Every potential buyer views a property with at least a few biases and a laundry list of oh-no-nos. It’s unavoidable, and list-topping eyesores like shag rugs and creepy wallpaper patterns can leave house hunters distracted and maybe even a little disgusted.
Fortunately for them and you, most of those items are not your real enemy (yet) and can wait to be addressed. There are things far more heinous that could be hiding inside the walls, foundation and other dark corners.
We connected with a number of insightful veterans from the real estate and banking community who were willing to bestow upon you their wisdom. If you’re thinking of a new home (or even if you’re not), bookmark this page. This stuff could save you time, money and maybe even your life.
Forget about color swatches. Shell out the money to have a professional look closely at the home’s electrical system and how it’s installed. Fifty-seven percent of home fires are caused by faulty electrics. Make sure the house is up to date with safety standards required by the National Electrical Code.

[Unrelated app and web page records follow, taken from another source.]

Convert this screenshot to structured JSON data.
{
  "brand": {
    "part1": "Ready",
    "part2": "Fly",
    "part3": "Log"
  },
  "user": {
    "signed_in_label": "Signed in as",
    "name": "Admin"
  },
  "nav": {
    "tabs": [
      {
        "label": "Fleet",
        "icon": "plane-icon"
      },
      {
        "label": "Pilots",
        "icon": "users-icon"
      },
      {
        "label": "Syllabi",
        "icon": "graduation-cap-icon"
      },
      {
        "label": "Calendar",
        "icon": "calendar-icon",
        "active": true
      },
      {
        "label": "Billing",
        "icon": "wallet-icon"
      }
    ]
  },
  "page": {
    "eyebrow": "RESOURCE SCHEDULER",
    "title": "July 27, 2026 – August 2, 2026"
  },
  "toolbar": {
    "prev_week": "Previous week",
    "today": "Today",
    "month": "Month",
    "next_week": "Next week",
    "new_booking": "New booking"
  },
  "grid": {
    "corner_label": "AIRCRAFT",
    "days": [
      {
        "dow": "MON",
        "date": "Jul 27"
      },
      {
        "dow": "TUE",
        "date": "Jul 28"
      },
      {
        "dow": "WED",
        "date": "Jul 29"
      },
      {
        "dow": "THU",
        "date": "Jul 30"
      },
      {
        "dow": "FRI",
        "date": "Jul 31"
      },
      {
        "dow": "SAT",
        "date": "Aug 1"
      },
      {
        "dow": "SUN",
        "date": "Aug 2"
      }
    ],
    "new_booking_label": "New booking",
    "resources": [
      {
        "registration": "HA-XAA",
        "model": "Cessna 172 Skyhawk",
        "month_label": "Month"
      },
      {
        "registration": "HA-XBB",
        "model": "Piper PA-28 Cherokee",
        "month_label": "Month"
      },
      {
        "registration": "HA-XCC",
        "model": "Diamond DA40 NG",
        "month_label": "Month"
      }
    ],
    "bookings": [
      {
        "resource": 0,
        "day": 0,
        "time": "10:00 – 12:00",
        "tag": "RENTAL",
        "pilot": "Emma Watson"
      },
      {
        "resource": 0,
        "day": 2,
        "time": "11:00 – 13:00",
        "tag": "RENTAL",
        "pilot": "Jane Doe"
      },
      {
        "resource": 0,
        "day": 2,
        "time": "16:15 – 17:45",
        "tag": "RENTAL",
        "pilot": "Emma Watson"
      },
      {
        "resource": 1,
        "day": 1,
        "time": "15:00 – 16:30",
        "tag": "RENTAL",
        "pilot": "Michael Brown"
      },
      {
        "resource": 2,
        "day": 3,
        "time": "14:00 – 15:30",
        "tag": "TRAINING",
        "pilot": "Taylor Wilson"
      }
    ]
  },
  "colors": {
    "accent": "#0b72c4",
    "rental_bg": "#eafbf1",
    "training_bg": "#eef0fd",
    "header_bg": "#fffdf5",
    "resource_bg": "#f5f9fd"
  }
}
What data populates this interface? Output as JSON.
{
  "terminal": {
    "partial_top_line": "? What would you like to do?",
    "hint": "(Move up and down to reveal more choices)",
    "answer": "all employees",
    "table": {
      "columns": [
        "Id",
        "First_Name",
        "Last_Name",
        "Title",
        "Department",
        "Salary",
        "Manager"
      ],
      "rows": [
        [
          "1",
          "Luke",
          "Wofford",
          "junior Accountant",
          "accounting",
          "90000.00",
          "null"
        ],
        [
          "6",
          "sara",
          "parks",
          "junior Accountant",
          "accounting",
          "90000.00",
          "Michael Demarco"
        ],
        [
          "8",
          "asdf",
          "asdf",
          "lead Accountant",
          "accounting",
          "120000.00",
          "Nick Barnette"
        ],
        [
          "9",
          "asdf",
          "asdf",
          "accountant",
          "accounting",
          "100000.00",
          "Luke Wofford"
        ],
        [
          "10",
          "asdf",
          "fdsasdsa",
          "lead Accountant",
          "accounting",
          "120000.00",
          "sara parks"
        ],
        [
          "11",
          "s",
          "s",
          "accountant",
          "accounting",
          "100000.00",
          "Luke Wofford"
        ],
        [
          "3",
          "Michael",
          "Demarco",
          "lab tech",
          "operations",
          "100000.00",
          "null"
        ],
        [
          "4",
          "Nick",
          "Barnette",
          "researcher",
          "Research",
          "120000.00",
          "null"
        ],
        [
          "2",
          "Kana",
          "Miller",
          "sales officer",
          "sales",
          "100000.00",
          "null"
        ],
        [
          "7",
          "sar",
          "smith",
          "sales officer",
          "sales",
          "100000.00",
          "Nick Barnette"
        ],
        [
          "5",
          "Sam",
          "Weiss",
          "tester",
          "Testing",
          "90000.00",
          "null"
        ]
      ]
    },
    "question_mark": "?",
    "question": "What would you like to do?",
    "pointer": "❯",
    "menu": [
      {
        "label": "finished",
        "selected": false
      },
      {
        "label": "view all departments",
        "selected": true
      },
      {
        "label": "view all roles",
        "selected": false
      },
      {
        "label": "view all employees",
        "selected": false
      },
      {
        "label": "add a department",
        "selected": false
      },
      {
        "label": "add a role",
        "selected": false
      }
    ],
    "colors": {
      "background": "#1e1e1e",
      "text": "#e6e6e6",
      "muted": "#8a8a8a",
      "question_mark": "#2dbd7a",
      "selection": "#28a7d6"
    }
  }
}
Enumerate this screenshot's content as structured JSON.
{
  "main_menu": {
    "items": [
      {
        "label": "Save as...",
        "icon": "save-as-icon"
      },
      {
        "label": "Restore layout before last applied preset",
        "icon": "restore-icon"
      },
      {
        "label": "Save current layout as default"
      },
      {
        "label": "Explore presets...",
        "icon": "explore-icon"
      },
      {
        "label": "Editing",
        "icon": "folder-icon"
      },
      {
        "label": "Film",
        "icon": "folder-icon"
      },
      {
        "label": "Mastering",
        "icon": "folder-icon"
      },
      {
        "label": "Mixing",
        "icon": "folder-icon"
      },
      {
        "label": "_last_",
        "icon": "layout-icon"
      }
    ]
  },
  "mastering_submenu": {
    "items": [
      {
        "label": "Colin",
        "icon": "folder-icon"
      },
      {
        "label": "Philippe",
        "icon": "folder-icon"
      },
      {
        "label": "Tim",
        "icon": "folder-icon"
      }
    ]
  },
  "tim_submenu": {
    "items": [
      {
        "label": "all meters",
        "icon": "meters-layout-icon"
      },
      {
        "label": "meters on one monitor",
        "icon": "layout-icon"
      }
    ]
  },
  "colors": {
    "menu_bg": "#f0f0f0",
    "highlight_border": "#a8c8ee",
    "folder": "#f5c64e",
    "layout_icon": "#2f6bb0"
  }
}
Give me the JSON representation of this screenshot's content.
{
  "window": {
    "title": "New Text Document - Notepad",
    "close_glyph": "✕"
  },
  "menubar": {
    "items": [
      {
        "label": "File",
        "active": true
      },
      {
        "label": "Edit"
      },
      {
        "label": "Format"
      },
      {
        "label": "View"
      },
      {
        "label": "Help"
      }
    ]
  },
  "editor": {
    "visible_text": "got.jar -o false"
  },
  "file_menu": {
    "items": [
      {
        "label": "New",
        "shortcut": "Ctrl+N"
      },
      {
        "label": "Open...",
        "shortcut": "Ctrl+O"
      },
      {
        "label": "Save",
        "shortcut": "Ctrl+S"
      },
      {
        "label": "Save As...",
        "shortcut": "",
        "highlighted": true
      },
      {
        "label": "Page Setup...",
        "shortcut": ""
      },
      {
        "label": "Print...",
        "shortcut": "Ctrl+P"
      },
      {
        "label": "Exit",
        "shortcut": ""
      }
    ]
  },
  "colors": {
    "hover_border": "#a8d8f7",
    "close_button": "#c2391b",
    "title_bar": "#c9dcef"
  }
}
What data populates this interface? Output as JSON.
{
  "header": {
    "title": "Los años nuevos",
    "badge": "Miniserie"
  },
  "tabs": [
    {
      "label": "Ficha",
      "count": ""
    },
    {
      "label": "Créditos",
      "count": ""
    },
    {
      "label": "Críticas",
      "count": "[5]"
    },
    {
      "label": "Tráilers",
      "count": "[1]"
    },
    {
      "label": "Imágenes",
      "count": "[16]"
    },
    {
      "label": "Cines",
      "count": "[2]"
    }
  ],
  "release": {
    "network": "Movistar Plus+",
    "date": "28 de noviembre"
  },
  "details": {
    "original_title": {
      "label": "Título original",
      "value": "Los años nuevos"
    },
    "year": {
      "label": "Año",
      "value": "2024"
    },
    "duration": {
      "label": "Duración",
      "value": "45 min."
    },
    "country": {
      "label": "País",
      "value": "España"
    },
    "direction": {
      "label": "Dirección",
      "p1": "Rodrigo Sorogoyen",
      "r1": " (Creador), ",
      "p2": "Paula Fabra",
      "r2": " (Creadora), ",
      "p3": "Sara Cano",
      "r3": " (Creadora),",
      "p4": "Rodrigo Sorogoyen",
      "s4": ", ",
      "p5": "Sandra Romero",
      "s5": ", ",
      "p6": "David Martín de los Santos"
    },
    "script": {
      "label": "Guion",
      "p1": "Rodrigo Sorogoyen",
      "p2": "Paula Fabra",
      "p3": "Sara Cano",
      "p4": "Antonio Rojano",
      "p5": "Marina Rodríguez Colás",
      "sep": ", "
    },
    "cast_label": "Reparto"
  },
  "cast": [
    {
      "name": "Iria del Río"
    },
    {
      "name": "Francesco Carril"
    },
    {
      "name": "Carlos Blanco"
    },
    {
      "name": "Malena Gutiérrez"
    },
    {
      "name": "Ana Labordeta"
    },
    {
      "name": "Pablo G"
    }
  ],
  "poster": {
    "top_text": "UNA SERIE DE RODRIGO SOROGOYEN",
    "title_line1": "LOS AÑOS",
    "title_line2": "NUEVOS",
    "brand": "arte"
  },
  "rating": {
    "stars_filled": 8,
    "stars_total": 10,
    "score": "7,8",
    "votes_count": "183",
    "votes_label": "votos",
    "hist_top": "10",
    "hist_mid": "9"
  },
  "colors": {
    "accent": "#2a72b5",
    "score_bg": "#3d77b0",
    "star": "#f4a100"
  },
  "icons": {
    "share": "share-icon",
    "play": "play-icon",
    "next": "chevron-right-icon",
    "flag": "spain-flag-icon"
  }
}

Plumbing takes a serious bashing...daily. Know what you’re signing up for early. Septic or municipal sewer system? Lead pipes? Hot water heater? Understanding the pipes that keep your house running smoothly can save you major expenses later.
Look high and low for any sign of mold, mildew or musty smells. All of these could point to larger piping, ventilation, water leakage or even foundation issues. Look in cabinets, beneath sinks, and around the tile in bathrooms for those troublesome spots.
The highs and lows of weather can easily be tamed with the right machinery. Heating systems and AC units will be Dr. Jekyll and Mr. Hyde on the reg. You never know which side you’ll meet. When the first heat wave hits, don’t get caught with your shirt off and ice down your pants.
Make sure your appliances work for you, not the other way around. Word on the street is that most big appliances last 10 to 15 years, i.e., refrigerators, ovens, washer/dryers. Plan accordingly so awkward Craigslist encounters can be avoided indefinitely.
Having a roof over your head is the fundamental reason for buying a house. If said house is lacking in what literally gives you shelter, you have a problem. Roofs run anywhere from $300 for reparations to $12,000 for brand-spanking new.
And they can be hella expensive. Like with most things in life, asking a few questions will get you moving. According to the U.S. Census Bureau, the average household spends $2,197 on property taxes a year. They are real, not a monster that your parents made up to scare you.
Floods, fires, tornadoes, hurricanes and epic snowstorms can and will happen, it’s been proven time and again. The least you can do is check if your snow blower needs an upgrade. Be prepared, do research on the house’s history, and carry homeowners insurance to cover any unforeseen issues.
Keep in mind that cosmetic mistakes and color schemes can be updated at your leisure, it’s the bones and core components that you need to be most concerned about. So keep this list close and hire a professional inspector, because shelling out for the “big money things” that make a house tick is not an ideal way to start life in a new home.